Yesterday’s L.A. Times ran an odd op-ed calling carbon taxes an ineffectual antidote to global warming. Unlike other critiques that brand carbon taxes politically unpalatable, this one argued that they’re simply not up to the job of cutting carbon emissions:
Carbon taxes — taxes on energy sources that emit carbon dioxide (CO2) — aren’t a bad idea. But they only work in some situations. Specifically, they do not work in the transportation sector, the source of a whopping 40% of California’s greenhouse gas emissions (and a third of U.S. emissions).
I’ve known Daniel Sperling, the author of the op-ed, for decades. As the long-time director of the Institute of Transportation Studies at UC Davis, Dan probably knows as much about automotive engineering as anyone in the world. What’s more, he’s conscientious, tireless, and concerned.
So why do I think he’s wrong about carbon taxes? Actually, Dan is part right, but his message is wrong. Let me explain.
It’s been clear for awhile that carbon taxes won’t make a huge dent in carbon emissions from gasoline — relative to their impact on the biggest source of U.S. carbon dioxide: coal-fired electricity generation. There are three reasons:
- Gasoline has less carbon per BTU than coal.
- Engines make better use of their BTUs than do power plants.
- Americans are less behaviorally sensitive to higher prices for gas than for electricity.
When we ran the numbers here at the Carbon Tax Center, we found out just how much gasoline would underperform while electricity overachieved under a level carbon tax. Using Colorado as a test case, we estimate that a statewide carbon tax would draw 60 percent of all of its carbon reductions from the electricity sector (which is responsible for 42-43 percent of that state’s CO2), but only 10 percent from gasoline (which accounts for 20 percent of emissions).
So we agree with Dan on some key facts. But we think he’s let his natural pessimism about price incentives (he’s an engineer, after all) run a bit amok.

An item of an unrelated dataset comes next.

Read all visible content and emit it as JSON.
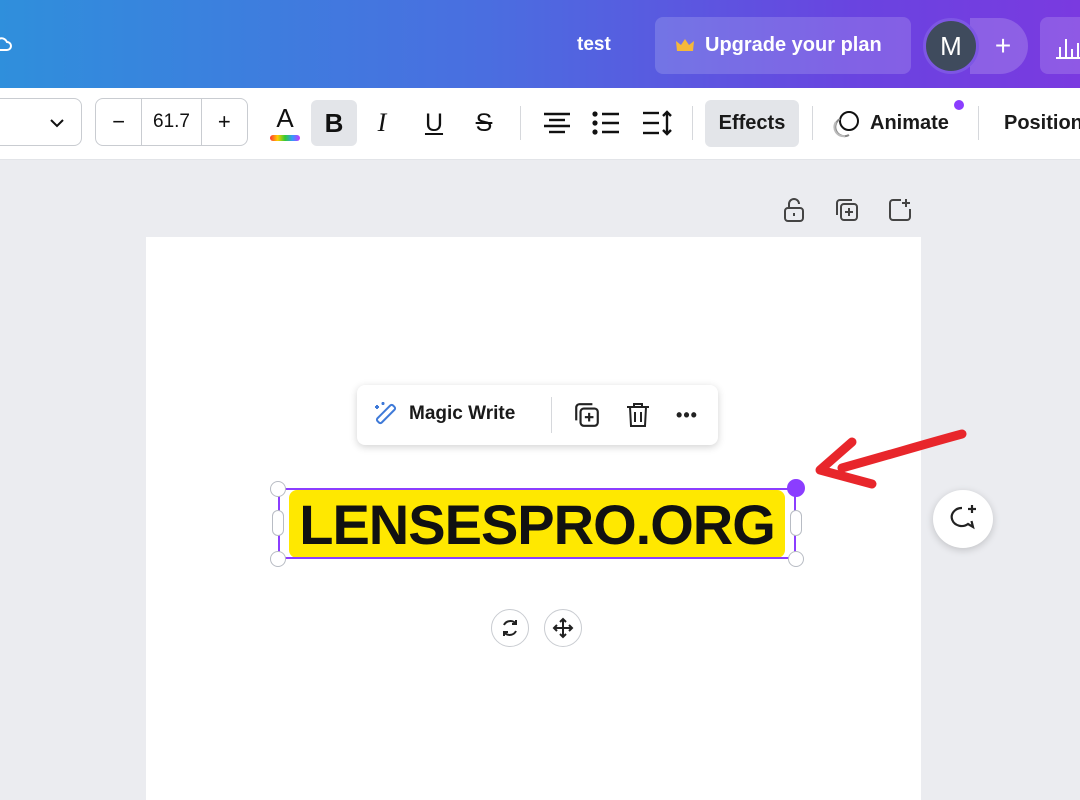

For one thing, the low (10 percent or less) price-sensitivity for gasoline Dan cites (from his own UC Davis study) is short-run only. The long-run price-elasticity of gasoline demand is invariably much higher, since it can reflect long-term investment decisions — by households in buying more efficient vehicles, by automakers in designing and producing them, and by everyone in making location decisions that reduce driving.
Two widely respected transportation economists at UC Irvine, Ken Small and Kurt Van Dender, looked at pretty much the same gasoline data as Dan and observed the same low (under 10 percent) short-run price elasticity. Unsurprisingly, but importantly, Small and Van Dender found gasoline’s long-run price elasticity to be much higher, approximately 40 percent.

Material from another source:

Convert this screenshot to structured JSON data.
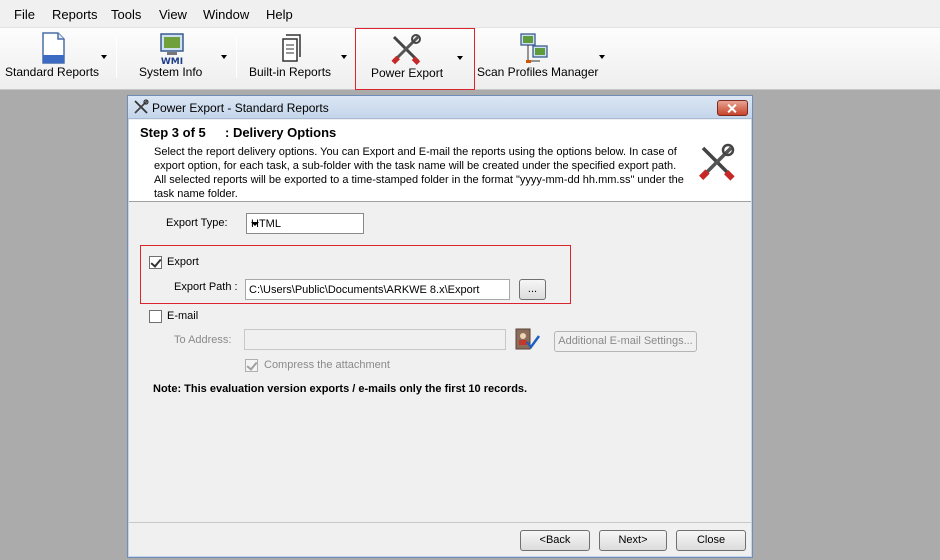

Using that figure, and making assumptions similar to Sperling’s about the potential for substituting lower-carbon fuels, we find that a ramped-up carbon tax that increased the price of gas 10 cents a gallon every year for a decade would reduce CO2 emissions from motor vehicles further and faster than the Low-Carbon Fuels Standard Sperling touts in his op-ed.
Again using Colorado as a test case, the same carbon tax would eliminate more than five times as much CO2 in the electricity sector and almost three times as much in “other” sectors (trucking, space heating, aviation, etc.). Indeed, that tax, which in carbon terms tacks on a charge of $37 per ton (or $10 per ton of CO2) each year for 10 years, would lop off almost 40 percent from that state’s carbon emissions by 2020. And the revenue stream would be enormous — enough to permit the legislature to zero out the widely disliked state sales tax and business personal property tax by the fifth year, even while providing generous per-resident and per-employee rebates, supplementing the federal Earned Income Tax Credit to assist low-income families, and financing targeted investment in energy efficiency and renewable energy.

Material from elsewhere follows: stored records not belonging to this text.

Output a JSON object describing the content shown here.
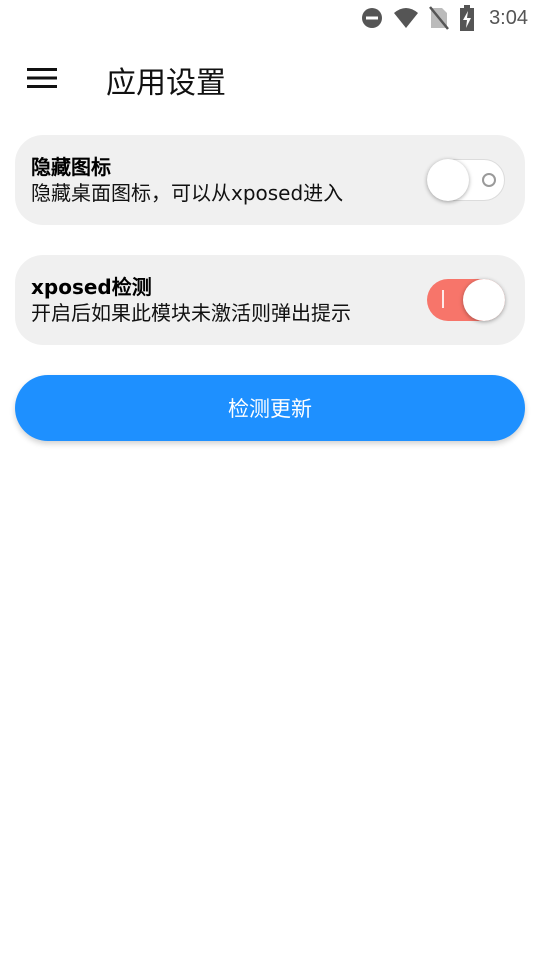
{
  "status_bar": {
    "time": "3:04",
    "icons": [
      "do-not-disturb-icon",
      "wifi-icon",
      "no-sim-icon",
      "battery-charging-icon"
    ]
  },
  "toolbar": {
    "menu_icon": "menu-icon",
    "title": "应用设置"
  },
  "settings": [
    {
      "title": "隐藏图标",
      "description": "隐藏桌面图标，可以从xposed进入",
      "enabled": false
    },
    {
      "title": "xposed检测",
      "description": "开启后如果此模块未激活则弹出提示",
      "enabled": true
    }
  ],
  "check_update_button": {
    "label": "检测更新"
  },
  "colors": {
    "accent_blue": "#1e90ff",
    "switch_on": "#f7756a",
    "card_bg": "#f0f0f0"
  }
}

We’ll grant the point made by Dan (or the Times‘ editors) at the top of his piece: Taxes on CO2 emissions alone won’t get us where we need to go. We’ll need judicious and creative incentives and regulations in addition to a carbon tax, and the Low-Carbon Fuel Standard that Dan is helping advance in California fits that bill. But let’s stop the naysaying over carbon taxes. They’re the powerful tailwind America needs to get our carbon emissions down equitably, efficiently, and immediately.